E.ON, Centrica and RWE have won licenses to search for oil and gas in Norwegian seas, despite fears related to the risks of Arctic exploration and potential impact on fish stocks.

Centrica, which operates in the UK as British Gas, won a 50% ownership in the Scarecrow licence in the Barents Sea. Dag Omre, regional director of Centrica Norway, said, “We are delighted to be awarded this licence, which represents an important step forward in our plans of continuing to grow the business.”

E.ON and RWE, which owns Npower, will also explore the Barents Sea – an extremely delicate marine ecosystem that is home to some of the largest fish stocks.

Greenpeace Arctic campaigner Ben Ayliffe told the Guardian, “Not content with sucking their customers dry, half of the big six energy suppliers have now turned their attention to the Arctic.

“Customers of these companies probably didn’t realise that their rocketing bills would pay for fossil fuel exploration in a vulnerable region of breathtaking beauty, and shareholders may be concerned to learn they’re on the hook for potentially astronomical clean-up bills when the inevitable spills occur.”

The three energy companies will work in partnership with Russian oil firms such as Rosneft and Lukoil, which also won licences in the Barents Sea waters.

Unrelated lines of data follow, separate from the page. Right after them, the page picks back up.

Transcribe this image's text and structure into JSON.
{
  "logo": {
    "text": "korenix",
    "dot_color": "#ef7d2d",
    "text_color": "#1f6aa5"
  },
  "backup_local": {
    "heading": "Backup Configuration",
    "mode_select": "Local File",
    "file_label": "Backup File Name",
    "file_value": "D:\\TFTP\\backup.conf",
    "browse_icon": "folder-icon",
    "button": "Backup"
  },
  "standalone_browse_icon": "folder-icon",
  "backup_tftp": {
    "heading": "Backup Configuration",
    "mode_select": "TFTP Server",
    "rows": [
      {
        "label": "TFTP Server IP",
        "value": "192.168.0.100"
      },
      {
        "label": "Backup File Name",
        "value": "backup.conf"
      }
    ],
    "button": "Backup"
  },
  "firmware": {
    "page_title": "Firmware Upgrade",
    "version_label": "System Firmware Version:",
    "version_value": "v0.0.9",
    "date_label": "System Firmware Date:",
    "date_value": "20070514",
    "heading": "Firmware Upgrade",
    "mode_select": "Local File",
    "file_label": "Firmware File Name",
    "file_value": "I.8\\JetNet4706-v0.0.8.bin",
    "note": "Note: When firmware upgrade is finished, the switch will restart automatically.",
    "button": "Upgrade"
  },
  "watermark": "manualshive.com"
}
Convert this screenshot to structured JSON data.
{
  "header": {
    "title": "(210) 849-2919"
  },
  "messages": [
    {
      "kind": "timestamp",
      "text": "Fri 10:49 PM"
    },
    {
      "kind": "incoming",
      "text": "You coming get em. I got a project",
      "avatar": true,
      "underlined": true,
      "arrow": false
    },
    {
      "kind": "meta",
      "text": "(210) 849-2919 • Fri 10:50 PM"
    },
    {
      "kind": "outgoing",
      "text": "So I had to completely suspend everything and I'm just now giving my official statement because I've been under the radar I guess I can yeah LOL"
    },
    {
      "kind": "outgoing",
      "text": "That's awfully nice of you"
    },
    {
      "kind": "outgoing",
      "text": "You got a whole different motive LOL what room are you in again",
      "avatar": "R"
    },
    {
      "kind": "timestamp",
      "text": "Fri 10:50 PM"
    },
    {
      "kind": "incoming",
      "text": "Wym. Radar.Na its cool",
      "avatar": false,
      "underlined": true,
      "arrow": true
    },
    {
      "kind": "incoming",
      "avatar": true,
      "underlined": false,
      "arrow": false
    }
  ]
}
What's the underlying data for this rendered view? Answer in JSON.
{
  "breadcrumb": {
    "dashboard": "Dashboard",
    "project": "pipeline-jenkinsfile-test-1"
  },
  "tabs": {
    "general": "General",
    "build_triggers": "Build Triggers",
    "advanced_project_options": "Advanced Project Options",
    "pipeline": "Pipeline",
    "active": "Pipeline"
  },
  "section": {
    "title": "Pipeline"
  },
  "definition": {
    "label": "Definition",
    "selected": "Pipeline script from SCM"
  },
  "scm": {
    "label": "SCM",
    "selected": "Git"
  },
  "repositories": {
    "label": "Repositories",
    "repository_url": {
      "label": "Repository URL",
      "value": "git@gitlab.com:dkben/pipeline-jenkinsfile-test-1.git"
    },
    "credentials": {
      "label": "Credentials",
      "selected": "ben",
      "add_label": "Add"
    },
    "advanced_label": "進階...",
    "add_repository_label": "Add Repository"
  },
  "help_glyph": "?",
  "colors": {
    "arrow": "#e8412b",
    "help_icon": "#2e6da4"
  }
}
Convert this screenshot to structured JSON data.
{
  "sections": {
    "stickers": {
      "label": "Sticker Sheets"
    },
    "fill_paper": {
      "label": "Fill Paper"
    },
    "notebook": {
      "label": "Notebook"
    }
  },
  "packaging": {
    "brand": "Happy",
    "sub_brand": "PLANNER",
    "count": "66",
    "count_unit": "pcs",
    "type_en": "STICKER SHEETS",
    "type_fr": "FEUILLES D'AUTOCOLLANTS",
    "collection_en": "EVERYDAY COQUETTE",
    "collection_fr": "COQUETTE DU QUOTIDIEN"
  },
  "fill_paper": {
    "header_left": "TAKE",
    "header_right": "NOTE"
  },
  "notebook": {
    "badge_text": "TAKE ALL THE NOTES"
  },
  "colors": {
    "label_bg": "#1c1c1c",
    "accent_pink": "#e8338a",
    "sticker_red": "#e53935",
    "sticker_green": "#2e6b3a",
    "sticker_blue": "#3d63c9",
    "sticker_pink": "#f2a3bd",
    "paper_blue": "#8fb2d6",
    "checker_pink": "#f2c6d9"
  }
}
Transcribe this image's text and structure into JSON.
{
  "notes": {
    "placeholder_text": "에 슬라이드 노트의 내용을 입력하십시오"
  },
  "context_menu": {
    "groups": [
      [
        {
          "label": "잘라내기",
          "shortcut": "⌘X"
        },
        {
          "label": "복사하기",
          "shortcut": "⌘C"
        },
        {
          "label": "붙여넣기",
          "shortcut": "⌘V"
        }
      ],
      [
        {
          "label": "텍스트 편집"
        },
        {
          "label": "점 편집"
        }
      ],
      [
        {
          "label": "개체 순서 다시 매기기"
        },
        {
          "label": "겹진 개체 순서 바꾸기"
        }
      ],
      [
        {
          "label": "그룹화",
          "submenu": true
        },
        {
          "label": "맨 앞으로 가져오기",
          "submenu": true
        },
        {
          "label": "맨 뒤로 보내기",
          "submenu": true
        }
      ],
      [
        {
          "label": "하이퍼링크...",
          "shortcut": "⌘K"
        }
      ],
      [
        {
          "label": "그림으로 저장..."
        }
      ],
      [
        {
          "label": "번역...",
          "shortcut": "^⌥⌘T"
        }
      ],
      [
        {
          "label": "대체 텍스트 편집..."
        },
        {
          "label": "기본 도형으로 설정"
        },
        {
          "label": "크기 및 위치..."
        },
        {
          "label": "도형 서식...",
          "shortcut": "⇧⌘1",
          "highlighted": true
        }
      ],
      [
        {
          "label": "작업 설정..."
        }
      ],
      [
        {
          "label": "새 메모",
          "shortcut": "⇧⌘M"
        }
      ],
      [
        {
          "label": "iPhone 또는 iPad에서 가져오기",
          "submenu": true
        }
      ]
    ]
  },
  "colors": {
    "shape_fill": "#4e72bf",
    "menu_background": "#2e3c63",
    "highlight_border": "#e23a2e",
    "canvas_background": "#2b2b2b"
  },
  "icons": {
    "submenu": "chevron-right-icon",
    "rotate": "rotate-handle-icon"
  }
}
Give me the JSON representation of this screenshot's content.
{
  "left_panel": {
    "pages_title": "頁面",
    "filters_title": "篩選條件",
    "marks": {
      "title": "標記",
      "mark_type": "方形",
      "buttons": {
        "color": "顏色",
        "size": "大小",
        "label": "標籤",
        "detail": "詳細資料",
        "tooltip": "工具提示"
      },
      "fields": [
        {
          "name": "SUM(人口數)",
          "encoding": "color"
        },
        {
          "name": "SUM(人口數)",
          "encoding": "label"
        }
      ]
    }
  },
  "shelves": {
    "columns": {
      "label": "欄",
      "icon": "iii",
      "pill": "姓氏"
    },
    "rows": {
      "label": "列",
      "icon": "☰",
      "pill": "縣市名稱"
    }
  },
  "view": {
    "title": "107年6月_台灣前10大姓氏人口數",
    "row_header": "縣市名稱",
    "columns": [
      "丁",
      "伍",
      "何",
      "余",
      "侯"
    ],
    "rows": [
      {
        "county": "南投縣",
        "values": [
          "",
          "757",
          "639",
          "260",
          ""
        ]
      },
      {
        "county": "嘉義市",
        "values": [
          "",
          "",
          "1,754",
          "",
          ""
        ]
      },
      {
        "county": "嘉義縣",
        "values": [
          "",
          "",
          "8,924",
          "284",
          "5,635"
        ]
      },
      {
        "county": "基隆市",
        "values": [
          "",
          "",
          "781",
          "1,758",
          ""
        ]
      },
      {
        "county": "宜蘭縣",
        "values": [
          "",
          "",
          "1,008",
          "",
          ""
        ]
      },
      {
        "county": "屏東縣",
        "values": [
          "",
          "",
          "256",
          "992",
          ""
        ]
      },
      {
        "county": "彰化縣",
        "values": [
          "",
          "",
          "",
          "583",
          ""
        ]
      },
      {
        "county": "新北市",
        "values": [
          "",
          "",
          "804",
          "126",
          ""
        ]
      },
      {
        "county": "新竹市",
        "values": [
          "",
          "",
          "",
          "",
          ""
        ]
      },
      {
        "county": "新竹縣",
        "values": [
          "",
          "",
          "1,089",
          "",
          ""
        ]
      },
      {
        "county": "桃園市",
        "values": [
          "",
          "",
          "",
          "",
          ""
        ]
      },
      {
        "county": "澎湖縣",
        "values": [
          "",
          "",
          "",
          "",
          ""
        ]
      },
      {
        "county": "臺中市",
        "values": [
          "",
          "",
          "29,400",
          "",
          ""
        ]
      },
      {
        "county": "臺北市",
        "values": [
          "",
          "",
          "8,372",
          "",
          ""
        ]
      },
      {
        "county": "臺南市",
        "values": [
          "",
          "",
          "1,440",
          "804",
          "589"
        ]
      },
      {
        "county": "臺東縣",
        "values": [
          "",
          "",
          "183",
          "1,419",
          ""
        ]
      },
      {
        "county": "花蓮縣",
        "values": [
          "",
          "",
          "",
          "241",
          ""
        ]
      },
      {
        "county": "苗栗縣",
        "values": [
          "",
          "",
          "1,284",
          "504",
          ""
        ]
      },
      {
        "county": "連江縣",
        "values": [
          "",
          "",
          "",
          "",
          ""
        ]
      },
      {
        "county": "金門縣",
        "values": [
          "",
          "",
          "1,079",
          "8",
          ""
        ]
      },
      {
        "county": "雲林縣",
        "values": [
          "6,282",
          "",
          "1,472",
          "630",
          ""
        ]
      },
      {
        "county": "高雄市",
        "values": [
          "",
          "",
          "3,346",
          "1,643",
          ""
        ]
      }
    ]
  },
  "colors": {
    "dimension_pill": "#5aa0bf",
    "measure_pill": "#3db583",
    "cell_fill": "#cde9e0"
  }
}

Environmental association Bellona says it is disappointed, as Rosneft was responsible of 2,727 spills in the Russian region in 2011. According to some research, Norwegian oil might be even more polluting than oil from tar sands.

A Greenpeace campaign recently has stressed the importance of keeping Russia out of the Arctic, mainly because of the poor safety records that companies from the country have displayed over recent years.

Further reading:

Russia and Shell’s dangerous liaison threatens the Arctic region

Suppliers accused of ‘holding back gas’ during March shortages

Anti-environment or affordable energy? Centrica invests in shale gas firm

Oil companies are putting investors’ money at risk

Shell pulls out of Arctic drilling in 2013 amid safety fears